All states require that suspected or confirmed abuse in an institution be reported, and most states require that abuse in the home also be reported. All US states have laws protecting and providing services for vulnerable, incapacitated, or disabled adults.
In > 75% of US states, the agency designated to receive abuse reports is the state social service department (Adult Protective Services). In the remaining states, the designated agency is the state unit on aging. For abuse within an institution, the local long-term care ombudsman office should be contacted. Telephone numbers for these agencies and offices in any part of the US can be found by contacting the Eldercare Locator (800-677-1116 or www.eldercare.gov) or the National Center on Elder Abuse (855-500-3537 or www.ncea.acl.gov) and giving the patient’s county and city of residence or zip code. Health care practitioners should know reporting laws and procedures for their own states.
Caregivers of a physically or cognitively impaired older person may not be able to provide adequate care or may not realize that their behavior sometimes borders on abuse. These caregivers may be so immersed in their caregiving roles that they become socially isolated and lack an objective frame of reference for what constitutes normal caregiving. The deleterious effects of caregiver burden, including depression, an increase in stress-related disorders, and a shrinking social network, are well-documented. Physicians need to point out these effects to caregivers.

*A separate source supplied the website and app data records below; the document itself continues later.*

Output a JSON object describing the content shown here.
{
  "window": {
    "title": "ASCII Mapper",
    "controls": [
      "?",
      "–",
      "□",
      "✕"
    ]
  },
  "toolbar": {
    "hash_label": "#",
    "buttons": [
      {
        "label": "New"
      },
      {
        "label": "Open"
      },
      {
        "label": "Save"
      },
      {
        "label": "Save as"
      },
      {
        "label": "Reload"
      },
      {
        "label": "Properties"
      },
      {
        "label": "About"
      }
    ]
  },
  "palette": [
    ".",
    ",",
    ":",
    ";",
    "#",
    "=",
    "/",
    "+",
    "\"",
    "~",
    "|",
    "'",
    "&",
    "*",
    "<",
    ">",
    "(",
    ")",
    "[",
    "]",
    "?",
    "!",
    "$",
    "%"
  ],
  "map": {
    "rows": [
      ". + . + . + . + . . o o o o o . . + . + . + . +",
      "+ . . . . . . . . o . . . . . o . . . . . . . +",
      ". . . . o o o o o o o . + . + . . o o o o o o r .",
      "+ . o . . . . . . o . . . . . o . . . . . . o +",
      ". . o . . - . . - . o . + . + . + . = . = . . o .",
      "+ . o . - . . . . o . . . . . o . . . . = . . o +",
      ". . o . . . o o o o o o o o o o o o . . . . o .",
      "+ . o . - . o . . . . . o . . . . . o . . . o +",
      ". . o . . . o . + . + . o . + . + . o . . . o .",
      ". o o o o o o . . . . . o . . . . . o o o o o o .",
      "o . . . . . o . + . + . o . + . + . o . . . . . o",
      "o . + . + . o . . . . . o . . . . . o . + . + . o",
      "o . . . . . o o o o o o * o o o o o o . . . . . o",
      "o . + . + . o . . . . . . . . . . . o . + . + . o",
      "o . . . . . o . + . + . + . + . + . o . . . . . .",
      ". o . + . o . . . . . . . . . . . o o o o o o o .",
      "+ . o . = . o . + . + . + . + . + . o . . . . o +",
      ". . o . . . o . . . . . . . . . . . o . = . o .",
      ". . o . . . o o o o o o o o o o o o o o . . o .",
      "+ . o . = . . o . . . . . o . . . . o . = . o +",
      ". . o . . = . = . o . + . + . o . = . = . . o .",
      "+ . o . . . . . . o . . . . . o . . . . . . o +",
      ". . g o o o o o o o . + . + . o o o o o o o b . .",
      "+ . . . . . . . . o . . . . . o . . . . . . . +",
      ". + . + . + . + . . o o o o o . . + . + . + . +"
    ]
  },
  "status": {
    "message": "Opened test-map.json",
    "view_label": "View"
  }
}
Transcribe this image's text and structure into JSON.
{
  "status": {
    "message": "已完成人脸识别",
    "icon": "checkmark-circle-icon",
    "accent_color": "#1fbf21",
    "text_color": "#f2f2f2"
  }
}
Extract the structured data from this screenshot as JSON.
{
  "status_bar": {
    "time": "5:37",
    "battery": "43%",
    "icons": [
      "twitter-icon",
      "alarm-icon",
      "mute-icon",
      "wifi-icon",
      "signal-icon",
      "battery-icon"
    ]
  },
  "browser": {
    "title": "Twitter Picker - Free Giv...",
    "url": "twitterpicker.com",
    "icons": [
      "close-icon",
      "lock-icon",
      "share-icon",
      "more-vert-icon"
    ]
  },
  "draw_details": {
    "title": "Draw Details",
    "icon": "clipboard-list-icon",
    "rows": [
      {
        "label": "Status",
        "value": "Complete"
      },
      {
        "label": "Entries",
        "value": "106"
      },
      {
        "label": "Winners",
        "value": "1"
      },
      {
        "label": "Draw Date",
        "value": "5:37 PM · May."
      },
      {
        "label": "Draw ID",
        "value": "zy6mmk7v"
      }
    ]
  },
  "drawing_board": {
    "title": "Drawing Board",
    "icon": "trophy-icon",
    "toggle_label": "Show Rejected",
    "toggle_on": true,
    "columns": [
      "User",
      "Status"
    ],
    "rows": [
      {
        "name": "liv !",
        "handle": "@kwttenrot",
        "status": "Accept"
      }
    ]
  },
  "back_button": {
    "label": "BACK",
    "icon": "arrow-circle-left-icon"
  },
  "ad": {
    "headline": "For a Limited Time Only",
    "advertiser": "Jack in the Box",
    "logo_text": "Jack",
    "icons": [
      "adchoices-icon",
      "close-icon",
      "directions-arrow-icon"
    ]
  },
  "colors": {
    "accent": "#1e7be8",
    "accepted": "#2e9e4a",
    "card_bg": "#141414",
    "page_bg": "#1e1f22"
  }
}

Services to help caregivers include adult day care, respite programs, and home health care. Families should be referred for such services by using the Eldercare Locator (800-677-1116 or www.eldercare.gov) or the National Association of Area Agencies on Aging (202-872-0888 or www.n4a.org).
A physician or other health care practitioner may be the only person an abuse victim has contact with other than the perpetrator and should therefore be vigilant for risk factors and signs of abuse. Recognizing high-risk situations can prevent elder abuse—eg, when a frail or cognitively impaired person is being cared for by someone with a history of substance abuse, violence, a psychiatric disorder, or caregiver burden. Physicians should pay particular attention when a frail older person (eg, a person with a recent history of stroke or a newly diagnosed condition) is discharged into a precarious home environment. Physicians should also remember that perpetrators and victims may not fit stereotypes.

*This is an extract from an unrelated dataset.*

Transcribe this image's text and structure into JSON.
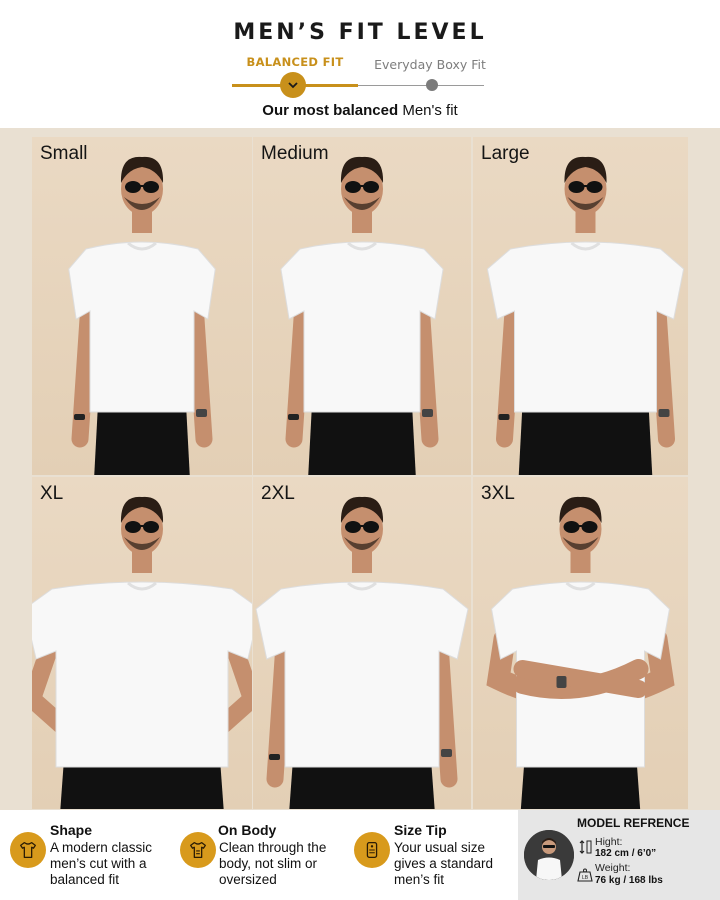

Older people often agree to share their homes with family members who have drug or alcohol problems or serious psychiatric disorders. A family member may have been discharged from a mental or other institution to an older person’s home without having been screened for risk of causing abuse. Physicians should therefore counsel patients considering such living arrangements, especially if the relationship was fraught with tension in the past.
Additional considerations should be made for the screening and hiring of in-home helpers, both from formal service agencies and informal private arrangements. A small, but meaningful, proportion of patients who utilize in-home helpers report concerns of theft, neglect, or mistreatment. Screening and training for such workers may help in preventing mistreatment.

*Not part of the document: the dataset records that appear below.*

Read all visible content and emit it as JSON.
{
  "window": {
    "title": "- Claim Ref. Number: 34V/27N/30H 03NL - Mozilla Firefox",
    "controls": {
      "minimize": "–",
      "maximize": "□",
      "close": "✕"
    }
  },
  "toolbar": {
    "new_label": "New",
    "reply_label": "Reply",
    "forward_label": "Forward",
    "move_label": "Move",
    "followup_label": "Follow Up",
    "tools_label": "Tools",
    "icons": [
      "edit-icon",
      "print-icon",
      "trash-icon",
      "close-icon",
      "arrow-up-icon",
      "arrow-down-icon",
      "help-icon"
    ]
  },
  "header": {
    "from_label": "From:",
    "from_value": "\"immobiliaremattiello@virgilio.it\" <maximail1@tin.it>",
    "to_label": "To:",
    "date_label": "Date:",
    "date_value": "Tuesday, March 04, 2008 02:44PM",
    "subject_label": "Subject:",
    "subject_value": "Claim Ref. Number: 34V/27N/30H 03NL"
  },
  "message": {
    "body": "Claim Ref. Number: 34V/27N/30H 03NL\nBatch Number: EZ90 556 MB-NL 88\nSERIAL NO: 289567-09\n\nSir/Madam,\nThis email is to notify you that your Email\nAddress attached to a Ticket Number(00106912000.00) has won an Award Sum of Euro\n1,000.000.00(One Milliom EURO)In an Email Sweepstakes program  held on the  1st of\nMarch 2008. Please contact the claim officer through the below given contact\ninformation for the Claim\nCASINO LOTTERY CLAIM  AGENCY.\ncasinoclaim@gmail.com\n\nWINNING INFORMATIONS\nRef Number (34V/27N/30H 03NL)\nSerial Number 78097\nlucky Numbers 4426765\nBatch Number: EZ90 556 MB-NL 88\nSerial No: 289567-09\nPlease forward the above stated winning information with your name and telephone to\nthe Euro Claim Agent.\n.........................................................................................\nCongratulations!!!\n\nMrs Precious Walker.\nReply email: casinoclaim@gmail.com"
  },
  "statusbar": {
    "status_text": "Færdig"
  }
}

Patients can also actively decrease their risk of abuse (eg, by maintaining social relationships, by increasing social and community contacts). They should seek legal advice before signing any documents related to where they live or who makes financial decisions for them.